Dataset entries:
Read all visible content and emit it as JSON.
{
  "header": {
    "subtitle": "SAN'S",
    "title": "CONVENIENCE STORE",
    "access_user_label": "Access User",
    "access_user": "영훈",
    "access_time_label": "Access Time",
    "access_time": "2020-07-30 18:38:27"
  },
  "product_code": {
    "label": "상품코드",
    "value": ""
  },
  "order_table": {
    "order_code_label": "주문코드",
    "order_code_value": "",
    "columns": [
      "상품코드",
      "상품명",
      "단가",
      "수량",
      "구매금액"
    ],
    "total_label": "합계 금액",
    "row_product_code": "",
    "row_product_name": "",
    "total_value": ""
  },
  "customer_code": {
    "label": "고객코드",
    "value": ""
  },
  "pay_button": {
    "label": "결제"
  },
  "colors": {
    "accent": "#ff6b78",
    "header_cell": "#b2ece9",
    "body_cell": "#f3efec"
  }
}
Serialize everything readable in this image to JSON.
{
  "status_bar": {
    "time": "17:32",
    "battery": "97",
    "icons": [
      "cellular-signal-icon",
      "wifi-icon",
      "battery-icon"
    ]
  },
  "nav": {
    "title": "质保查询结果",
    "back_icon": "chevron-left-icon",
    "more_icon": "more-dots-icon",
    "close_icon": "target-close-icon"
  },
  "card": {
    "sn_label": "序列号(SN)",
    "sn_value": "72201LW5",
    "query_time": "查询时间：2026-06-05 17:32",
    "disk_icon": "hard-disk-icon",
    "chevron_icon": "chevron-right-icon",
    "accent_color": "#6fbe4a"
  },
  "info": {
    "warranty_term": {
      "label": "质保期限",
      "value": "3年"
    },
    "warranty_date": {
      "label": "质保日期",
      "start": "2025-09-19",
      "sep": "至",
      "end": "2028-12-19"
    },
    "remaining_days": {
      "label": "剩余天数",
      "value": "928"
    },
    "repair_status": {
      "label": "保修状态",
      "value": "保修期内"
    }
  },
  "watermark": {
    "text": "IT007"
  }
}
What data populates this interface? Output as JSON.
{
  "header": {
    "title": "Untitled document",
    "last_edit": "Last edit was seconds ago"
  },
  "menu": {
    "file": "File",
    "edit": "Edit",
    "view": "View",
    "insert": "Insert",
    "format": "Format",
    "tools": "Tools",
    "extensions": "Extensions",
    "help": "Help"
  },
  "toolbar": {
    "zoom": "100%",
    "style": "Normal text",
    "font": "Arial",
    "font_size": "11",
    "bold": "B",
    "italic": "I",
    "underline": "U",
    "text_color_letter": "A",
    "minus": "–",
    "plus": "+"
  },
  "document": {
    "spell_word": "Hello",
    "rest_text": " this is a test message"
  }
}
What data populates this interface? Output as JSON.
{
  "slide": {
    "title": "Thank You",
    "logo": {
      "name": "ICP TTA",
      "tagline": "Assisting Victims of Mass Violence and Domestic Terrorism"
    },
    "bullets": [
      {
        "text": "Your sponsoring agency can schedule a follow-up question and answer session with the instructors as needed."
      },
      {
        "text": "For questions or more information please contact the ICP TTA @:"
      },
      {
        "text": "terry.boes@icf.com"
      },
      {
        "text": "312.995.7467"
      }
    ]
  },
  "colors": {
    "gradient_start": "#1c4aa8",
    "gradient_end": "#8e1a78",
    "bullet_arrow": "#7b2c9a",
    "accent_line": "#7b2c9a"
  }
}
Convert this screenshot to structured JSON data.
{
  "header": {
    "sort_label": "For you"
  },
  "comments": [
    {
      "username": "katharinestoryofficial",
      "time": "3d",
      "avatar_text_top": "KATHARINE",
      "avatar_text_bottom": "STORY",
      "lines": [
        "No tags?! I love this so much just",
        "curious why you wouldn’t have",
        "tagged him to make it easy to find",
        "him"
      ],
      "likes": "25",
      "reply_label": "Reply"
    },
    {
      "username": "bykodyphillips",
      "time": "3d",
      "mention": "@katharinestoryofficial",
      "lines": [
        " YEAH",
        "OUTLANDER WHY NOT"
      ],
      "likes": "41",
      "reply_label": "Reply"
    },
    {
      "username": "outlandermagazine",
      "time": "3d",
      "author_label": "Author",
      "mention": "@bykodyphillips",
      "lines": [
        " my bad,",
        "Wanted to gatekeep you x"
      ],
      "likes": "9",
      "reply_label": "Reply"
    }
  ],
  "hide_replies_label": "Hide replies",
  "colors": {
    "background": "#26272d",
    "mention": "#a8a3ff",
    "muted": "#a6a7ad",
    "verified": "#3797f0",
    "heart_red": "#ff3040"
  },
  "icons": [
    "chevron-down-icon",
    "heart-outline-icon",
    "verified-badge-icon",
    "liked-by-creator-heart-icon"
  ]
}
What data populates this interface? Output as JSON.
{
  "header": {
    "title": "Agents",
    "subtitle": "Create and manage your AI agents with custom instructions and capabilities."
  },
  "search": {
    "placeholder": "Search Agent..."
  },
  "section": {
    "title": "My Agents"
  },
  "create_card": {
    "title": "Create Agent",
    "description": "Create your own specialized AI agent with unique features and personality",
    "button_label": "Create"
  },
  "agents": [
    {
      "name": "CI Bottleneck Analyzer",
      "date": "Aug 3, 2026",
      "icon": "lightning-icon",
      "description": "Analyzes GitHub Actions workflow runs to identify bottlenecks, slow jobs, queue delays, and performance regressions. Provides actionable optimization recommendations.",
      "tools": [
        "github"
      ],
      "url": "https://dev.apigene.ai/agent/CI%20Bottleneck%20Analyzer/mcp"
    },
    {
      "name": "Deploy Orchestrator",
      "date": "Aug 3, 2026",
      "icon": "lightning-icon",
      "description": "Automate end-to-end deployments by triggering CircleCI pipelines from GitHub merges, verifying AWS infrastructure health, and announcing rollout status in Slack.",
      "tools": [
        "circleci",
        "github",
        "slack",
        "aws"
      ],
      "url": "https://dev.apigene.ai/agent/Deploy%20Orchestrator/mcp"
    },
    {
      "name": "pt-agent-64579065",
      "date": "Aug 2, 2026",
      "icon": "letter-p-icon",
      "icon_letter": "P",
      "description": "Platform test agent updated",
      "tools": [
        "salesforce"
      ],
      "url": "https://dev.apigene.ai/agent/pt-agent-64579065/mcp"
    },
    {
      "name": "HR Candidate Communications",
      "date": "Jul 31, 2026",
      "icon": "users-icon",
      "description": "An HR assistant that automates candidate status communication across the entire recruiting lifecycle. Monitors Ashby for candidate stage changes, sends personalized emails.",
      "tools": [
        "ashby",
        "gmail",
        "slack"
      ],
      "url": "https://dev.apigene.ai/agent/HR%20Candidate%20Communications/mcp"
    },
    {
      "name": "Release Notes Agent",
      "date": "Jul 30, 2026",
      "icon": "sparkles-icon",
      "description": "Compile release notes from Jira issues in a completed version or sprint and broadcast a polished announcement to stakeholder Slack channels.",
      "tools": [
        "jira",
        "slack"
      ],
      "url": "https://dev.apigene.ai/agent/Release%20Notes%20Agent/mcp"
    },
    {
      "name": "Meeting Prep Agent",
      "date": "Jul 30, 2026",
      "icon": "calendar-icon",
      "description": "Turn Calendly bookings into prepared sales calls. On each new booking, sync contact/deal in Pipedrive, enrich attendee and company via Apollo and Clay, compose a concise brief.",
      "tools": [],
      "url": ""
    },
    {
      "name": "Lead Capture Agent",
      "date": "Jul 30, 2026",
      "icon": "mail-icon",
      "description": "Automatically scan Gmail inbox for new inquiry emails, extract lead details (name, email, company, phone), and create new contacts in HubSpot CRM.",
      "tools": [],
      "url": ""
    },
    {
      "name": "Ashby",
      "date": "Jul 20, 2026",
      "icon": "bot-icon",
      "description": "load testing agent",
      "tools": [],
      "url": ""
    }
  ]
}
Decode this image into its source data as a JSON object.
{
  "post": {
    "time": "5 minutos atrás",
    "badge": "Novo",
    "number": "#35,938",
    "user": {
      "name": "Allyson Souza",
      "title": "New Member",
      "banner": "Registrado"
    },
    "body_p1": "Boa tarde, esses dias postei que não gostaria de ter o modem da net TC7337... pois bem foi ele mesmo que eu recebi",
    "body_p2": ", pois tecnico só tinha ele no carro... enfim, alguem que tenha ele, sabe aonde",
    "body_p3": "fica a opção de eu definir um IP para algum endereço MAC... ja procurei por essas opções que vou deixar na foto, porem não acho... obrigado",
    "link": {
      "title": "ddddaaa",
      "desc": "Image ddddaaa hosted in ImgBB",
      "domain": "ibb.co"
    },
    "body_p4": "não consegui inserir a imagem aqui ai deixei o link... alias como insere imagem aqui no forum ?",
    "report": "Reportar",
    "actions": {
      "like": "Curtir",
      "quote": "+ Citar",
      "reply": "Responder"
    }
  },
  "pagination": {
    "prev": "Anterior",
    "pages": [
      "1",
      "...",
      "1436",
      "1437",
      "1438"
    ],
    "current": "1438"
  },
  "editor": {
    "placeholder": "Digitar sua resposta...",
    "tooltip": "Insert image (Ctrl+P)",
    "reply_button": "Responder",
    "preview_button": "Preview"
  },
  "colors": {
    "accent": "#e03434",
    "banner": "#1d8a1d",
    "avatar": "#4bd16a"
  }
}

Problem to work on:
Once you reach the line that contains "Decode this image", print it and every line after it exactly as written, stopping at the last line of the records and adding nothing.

Written response:
Decode this image into its source data as a JSON object.
{
  "post": {
    "time": "5 minutos atrás",
    "badge": "Novo",
    "number": "#35,938",
    "user": {
      "name": "Allyson Souza",
      "title": "New Member",
      "banner": "Registrado"
    },
    "body_p1": "Boa tarde, esses dias postei que não gostaria de ter o modem da net TC7337... pois bem foi ele mesmo que eu recebi",
    "body_p2": ", pois tecnico só tinha ele no carro... enfim, alguem que tenha ele, sabe aonde",
    "body_p3": "fica a opção de eu definir um IP para algum endereço MAC... ja procurei por essas opções que vou deixar na foto, porem não acho... obrigado",
    "link": {
      "title": "ddddaaa",
      "desc": "Image ddddaaa hosted in ImgBB",
      "domain": "ibb.co"
    },
    "body_p4": "não consegui inserir a imagem aqui ai deixei o link... alias como insere imagem aqui no forum ?",
    "report": "Reportar",
    "actions": {
      "like": "Curtir",
      "quote": "+ Citar",
      "reply": "Responder"
    }
  },
  "pagination": {
    "prev": "Anterior",
    "pages": [
      "1",
      "...",
      "1436",
      "1437",
      "1438"
    ],
    "current": "1438"
  },
  "editor": {
    "placeholder": "Digitar sua resposta...",
    "tooltip": "Insert image (Ctrl+P)",
    "reply_button": "Responder",
    "preview_button": "Preview"
  },
  "colors": {
    "accent": "#e03434",
    "banner": "#1d8a1d",
    "avatar": "#4bd16a"
  }
}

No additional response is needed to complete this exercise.